Watchdog: Follow the Money

Vietnam tycoon sentenced to 30 years for fraud

|
Photo - Nguyen Duc Kien, center, former vice chairman of the founding council of the Asia Commercial Bank (ACB), appears at the Hanoi People's Court in Hanoi, Vietnam, Monday, June 9, 2014. The court sentenced Kien, one of the country's richest men,  to 30 years in prison on Monday after finding him guilty of financial crimes involving millions of dollars. Kien, a flamboyant businessman who also headed the Hanoi ACB football club, was arrested in 2012. The move was seen as part of the fallout of a power struggle among factions in the ruling Communist Party and allied business tycoons. (AP Photo/VNA Photo, Doan Tan) VIETNAM OUT
Nguyen Duc Kien, center, former vice chairman of the founding council of the Asia Commercial Bank (ACB), appears at the Hanoi People's Court in Hanoi, Vietnam, Monday, June 9, 2014. The court sentenced Kien, one of the country's richest men, to 30 years in prison on Monday after finding him guilty of financial crimes involving millions of dollars. Kien, a flamboyant businessman who also headed the Hanoi ACB football club, was arrested in 2012. The move was seen as part of the fallout of a power struggle among factions in the ruling Communist Party and allied business tycoons. (AP Photo/VNA Photo, Doan Tan) VIETNAM OUT
News,Business,Watchdog,Waste and Fraud,Follow the Money

HANOI, Vietnam (AP) — A Vietnamese court sentenced one of the country's richest men to 30 years in prison on Monday after finding him guilty of financial crimes involving millions of dollars.

Nguyen Duc Kien, a flamboyant businessman who also headed the Hanoi ACB football club, was arrested in 2012. The move was seen as part of the fallout of a power struggle among factions in the ruling Communist Party and allied business tycoons.
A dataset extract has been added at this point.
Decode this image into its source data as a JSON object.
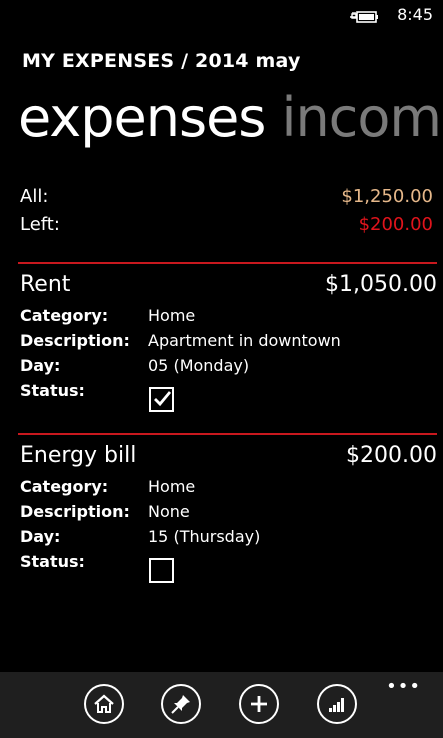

State media reported that Kien was found guilty of fraud, tax evasion, illegal trade and "deliberate wrongdoing" in scams at investment companies run by him.

The Laborer newspaper quoted judges as saying "a severe punishment was needed since Kien, the main culprit, did not show sincerity."

He was also ordered to pay a fine of 75 billion dong ($3.6 million), it said.

Kien was the founder of Asia Commercial Bank, one of Vietnam's largest. He was a board member of the bank but stepped down before his arrest, which triggered a run on the bank's deposits and a massive drop in the stock market. Seven other bank executives were also sentenced in connection with the case.

Vietnam's banking sector is plagued by high levels of bad debt, which have dragged down economic growth in recent years and caused public anger at the one-party government. Much of the debt is owed by state-owned and politically connected conglomerates.

The government has pledged to make the debtors pay and clean up the banking system, but most observers say the reforms have not been far-reaching enough.

View article comments Leave a comment

More from washingtonexaminer.com